## EXERCISE PROMPT
The result must match the data exactly, line for line.

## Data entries
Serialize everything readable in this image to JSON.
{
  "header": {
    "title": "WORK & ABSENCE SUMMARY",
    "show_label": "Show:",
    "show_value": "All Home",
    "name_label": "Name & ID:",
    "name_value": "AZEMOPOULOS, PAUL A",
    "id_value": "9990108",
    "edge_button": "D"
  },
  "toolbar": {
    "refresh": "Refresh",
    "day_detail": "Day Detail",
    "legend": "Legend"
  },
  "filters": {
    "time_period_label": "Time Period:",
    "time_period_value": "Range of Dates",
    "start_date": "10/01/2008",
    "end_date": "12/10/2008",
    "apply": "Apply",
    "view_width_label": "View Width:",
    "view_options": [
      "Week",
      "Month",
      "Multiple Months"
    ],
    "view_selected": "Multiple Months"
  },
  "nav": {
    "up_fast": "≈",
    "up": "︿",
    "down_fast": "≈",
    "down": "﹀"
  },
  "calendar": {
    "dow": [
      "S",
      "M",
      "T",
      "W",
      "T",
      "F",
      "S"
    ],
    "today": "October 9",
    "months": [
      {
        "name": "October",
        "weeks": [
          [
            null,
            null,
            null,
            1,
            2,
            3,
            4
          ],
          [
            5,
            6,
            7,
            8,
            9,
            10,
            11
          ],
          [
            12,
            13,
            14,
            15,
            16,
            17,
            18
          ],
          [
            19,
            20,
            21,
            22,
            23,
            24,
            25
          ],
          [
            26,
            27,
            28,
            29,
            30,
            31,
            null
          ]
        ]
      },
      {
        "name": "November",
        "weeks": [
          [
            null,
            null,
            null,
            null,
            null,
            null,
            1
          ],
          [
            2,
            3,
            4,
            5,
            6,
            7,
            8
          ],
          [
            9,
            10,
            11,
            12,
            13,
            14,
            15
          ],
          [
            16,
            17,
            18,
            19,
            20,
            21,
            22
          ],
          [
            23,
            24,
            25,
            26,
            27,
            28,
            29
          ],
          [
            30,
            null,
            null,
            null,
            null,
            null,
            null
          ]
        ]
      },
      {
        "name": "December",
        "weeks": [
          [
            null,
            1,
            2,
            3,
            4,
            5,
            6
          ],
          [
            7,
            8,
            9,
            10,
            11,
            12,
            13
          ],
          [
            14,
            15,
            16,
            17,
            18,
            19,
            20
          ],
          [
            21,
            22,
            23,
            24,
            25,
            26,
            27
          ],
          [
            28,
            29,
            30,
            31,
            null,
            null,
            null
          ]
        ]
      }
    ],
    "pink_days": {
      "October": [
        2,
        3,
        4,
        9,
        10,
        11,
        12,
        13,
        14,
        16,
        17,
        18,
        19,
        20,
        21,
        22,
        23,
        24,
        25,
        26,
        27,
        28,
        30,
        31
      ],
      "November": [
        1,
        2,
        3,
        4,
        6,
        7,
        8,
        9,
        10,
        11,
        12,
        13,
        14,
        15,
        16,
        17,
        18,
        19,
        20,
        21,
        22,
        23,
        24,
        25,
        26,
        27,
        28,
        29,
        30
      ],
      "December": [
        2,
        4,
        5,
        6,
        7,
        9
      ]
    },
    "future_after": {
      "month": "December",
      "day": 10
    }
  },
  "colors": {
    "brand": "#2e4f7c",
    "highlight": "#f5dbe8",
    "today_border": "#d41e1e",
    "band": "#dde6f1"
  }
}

## ANSWER TO THIS TASK
Serialize everything readable in this image to JSON.
{
  "header": {
    "title": "WORK & ABSENCE SUMMARY",
    "show_label": "Show:",
    "show_value": "All Home",
    "name_label": "Name & ID:",
    "name_value": "AZEMOPOULOS, PAUL A",
    "id_value": "9990108",
    "edge_button": "D"
  },
  "toolbar": {
    "refresh": "Refresh",
    "day_detail": "Day Detail",
    "legend": "Legend"
  },
  "filters": {
    "time_period_label": "Time Period:",
    "time_period_value": "Range of Dates",
    "start_date": "10/01/2008",
    "end_date": "12/10/2008",
    "apply": "Apply",
    "view_width_label": "View Width:",
    "view_options": [
      "Week",
      "Month",
      "Multiple Months"
    ],
    "view_selected": "Multiple Months"
  },
  "nav": {
    "up_fast": "≈",
    "up": "︿",
    "down_fast": "≈",
    "down": "﹀"
  },
  "calendar": {
    "dow": [
      "S",
      "M",
      "T",
      "W",
      "T",
      "F",
      "S"
    ],
    "today": "October 9",
    "months": [
      {
        "name": "October",
        "weeks": [
          [
            null,
            null,
            null,
            1,
            2,
            3,
            4
          ],
          [
            5,
            6,
            7,
            8,
            9,
            10,
            11
          ],
          [
            12,
            13,
            14,
            15,
            16,
            17,
            18
          ],
          [
            19,
            20,
            21,
            22,
            23,
            24,
            25
          ],
          [
            26,
            27,
            28,
            29,
            30,
            31,
            null
          ]
        ]
      },
      {
        "name": "November",
        "weeks": [
          [
            null,
            null,
            null,
            null,
            null,
            null,
            1
          ],
          [
            2,
            3,
            4,
            5,
            6,
            7,
            8
          ],
          [
            9,
            10,
            11,
            12,
            13,
            14,
            15
          ],
          [
            16,
            17,
            18,
            19,
            20,
            21,
            22
          ],
          [
            23,
            24,
            25,
            26,
            27,
            28,
            29
          ],
          [
            30,
            null,
            null,
            null,
            null,
            null,
            null
          ]
        ]
      },
      {
        "name": "December",
        "weeks": [
          [
            null,
            1,
            2,
            3,
            4,
            5,
            6
          ],
          [
            7,
            8,
            9,
            10,
            11,
            12,
            13
          ],
          [
            14,
            15,
            16,
            17,
            18,
            19,
            20
          ],
          [
            21,
            22,
            23,
            24,
            25,
            26,
            27
          ],
          [
            28,
            29,
            30,
            31,
            null,
            null,
            null
          ]
        ]
      }
    ],
    "pink_days": {
      "October": [
        2,
        3,
        4,
        9,
        10,
        11,
        12,
        13,
        14,
        16,
        17,
        18,
        19,
        20,
        21,
        22,
        23,
        24,
        25,
        26,
        27,
        28,
        30,
        31
      ],
      "November": [
        1,
        2,
        3,
        4,
        6,
        7,
        8,
        9,
        10,
        11,
        12,
        13,
        14,
        15,
        16,
        17,
        18,
        19,
        20,
        21,
        22,
        23,
        24,
        25,
        26,
        27,
        28,
        29,
        30
      ],
      "December": [
        2,
        4,
        5,
        6,
        7,
        9
      ]
    },
    "future_after": {
      "month": "December",
      "day": 10
    }
  },
  "colors": {
    "brand": "#2e4f7c",
    "highlight": "#f5dbe8",
    "today_border": "#d41e1e",
    "band": "#dde6f1"
  }
}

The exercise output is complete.